### YOUR GOAL
Count every line that includes the string "Голубева" in the entries that follow. Nothing besides the number is needed.

### DATA

####

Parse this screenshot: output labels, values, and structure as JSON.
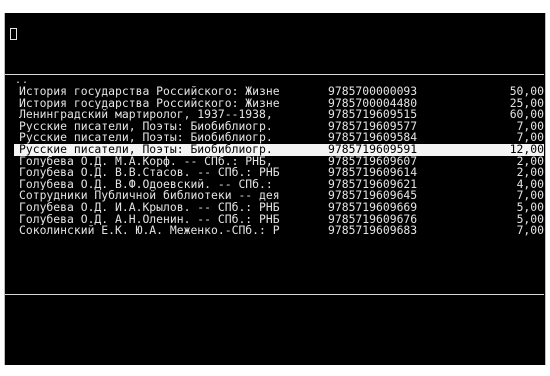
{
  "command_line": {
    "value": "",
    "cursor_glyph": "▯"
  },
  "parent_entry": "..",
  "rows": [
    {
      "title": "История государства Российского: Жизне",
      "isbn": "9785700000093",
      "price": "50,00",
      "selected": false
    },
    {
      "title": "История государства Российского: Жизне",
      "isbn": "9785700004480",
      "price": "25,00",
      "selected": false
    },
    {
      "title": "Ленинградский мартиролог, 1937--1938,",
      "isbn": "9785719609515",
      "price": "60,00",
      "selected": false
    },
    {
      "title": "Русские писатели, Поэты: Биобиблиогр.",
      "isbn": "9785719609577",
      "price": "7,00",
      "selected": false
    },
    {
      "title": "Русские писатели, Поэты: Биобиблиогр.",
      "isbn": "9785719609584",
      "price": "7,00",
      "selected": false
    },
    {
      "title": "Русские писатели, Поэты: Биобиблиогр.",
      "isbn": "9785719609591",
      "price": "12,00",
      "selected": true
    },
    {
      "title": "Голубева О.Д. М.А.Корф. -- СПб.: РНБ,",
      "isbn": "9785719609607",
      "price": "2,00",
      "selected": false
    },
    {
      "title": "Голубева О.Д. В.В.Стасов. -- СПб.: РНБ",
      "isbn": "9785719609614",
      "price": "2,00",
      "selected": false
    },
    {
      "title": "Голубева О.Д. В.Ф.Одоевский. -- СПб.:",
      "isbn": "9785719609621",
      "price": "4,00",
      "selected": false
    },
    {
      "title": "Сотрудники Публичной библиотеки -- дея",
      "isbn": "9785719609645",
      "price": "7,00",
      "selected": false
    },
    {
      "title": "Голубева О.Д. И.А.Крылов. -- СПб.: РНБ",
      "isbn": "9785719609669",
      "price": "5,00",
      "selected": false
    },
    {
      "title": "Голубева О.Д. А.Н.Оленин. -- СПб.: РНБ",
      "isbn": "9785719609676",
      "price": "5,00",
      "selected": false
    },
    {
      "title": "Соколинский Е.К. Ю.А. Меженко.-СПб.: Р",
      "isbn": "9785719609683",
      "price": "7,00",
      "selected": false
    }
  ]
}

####

### SOLUTION BELOW
5